(3) Provide for access to the tank for maintenance, but prevent removal of
the cover by a suitable locking device.
(4) Monitor the quality of the spring water with periodic checks for
contamination. A marked increase in turbidity after a storm is a good indication that
surface runoff is reaching the spring.
Section II. CROSS CONNECTIONS IN WATER DISTRIBUTION SYSTEMS
Public health officials have long been concerned about cross connections and
backflow connections in plumbing systems and in public drinking water distribution
systems. Such cross connections, which make possible the contamination of potable
water, are ever-present dangers. An example of what can happen is the epidemic of
amebic dysentery that occurred in Chicago in 1933 when old, defective, and improperly
designed plumbing and plumbing fixtures permitted the contamination of drinking water.
As a result, 1,409 people contracted amebic dysentery--of which, 98 subsequently died.
This epidemic and similar others have made clear the responsibiIity of all persons
involved in public water supplies, distribution, and plumbing for recognizing and
eliminating cross connections.
a. Cross Connection. A cross connection is any physical connection, whether
permanent or temporary, between a potable water system and a nonpotable system or
source. Cross connections may be further defined as direct or indirect.
(1) A direct cross connection is a solid pipe connection between a potable
and nonpotable system.
(2) An indirect cross connection is one in which there is not a continuous
connection at all times, but which can create such a connection when certain conditions
exist. An example would be a leaking water Iine and a leaking sewer Iine laid in the

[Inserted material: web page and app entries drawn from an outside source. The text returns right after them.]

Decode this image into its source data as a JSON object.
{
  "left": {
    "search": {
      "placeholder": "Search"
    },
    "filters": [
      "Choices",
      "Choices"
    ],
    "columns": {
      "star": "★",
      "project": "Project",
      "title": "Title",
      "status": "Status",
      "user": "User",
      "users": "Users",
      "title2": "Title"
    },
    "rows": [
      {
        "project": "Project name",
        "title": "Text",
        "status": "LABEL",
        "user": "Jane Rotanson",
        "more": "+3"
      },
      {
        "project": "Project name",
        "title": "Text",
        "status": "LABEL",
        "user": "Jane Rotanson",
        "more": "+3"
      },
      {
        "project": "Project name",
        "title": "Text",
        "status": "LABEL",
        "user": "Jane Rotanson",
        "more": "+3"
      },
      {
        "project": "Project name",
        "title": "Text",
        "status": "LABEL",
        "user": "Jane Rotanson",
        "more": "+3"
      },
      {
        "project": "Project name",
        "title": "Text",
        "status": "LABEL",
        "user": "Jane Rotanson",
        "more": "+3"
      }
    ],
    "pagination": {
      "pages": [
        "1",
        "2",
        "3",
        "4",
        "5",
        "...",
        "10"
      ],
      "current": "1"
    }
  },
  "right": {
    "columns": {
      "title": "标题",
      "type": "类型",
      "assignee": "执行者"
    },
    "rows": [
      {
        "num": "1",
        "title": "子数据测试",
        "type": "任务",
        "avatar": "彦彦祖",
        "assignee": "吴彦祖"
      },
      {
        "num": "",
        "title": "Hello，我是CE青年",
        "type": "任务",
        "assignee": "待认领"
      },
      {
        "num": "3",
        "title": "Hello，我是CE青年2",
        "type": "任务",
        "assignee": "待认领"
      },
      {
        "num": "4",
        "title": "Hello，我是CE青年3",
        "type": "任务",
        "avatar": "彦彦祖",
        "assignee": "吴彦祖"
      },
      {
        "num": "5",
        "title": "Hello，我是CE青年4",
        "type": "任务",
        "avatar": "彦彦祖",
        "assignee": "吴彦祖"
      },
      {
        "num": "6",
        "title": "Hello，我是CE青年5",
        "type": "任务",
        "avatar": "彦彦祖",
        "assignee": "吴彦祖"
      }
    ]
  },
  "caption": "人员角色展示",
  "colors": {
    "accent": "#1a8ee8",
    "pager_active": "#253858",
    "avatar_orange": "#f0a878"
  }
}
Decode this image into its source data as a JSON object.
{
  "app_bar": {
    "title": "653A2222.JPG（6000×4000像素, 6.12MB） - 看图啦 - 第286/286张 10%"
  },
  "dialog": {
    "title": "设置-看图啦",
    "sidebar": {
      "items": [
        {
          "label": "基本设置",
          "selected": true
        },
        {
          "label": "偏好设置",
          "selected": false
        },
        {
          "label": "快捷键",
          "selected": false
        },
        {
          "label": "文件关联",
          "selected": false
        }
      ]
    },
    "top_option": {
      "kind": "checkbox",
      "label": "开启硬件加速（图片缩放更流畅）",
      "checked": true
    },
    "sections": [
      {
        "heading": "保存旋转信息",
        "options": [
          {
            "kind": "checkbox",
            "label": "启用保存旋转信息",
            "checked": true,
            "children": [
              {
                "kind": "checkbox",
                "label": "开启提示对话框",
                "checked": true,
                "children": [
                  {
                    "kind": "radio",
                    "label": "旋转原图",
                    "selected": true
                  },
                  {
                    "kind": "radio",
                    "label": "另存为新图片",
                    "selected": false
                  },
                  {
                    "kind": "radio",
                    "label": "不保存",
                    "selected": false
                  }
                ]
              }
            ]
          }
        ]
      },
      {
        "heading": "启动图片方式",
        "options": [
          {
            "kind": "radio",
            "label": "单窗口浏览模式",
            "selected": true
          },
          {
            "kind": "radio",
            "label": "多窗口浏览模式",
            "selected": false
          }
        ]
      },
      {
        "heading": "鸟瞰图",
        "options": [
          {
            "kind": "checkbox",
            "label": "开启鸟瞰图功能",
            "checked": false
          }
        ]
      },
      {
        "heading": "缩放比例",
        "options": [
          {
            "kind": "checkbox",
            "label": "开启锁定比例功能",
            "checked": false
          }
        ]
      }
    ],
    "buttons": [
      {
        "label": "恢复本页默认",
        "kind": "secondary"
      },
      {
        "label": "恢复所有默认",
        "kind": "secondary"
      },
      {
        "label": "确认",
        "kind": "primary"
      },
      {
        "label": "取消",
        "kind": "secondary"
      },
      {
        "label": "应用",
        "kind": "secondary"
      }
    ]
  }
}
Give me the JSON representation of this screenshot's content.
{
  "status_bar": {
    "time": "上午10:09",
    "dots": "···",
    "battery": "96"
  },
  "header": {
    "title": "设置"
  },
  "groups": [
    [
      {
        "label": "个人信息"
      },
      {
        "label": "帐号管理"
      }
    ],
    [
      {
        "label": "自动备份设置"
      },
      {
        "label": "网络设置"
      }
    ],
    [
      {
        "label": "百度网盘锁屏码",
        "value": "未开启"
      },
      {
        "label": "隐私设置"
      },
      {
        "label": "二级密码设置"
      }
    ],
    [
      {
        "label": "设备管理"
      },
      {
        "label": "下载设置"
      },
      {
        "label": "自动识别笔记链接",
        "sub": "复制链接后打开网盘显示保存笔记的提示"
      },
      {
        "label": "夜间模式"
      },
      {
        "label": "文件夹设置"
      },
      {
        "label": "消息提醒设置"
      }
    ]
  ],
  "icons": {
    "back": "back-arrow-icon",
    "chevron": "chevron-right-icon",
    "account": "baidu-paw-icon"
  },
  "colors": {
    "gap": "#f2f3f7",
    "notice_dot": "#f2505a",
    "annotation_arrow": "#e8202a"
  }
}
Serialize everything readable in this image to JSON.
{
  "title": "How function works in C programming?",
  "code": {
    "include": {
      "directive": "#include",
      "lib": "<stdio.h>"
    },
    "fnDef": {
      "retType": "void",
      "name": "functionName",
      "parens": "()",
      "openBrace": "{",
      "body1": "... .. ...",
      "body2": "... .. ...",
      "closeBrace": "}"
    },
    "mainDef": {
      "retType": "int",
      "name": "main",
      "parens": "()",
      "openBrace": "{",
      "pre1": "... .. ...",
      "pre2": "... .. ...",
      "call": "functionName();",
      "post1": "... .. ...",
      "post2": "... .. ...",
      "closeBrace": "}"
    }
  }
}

same trench and in the presence of a pressure differential which would permit
wastewater to enter the potable water line.
b. Backflow. Backflow is any flow of nonpotable water or other liquid into a
potable water system.
c. Backsiphonage. Backsiphonage is backflow caused by negative pressure in
the potable water system at the point of occurrence.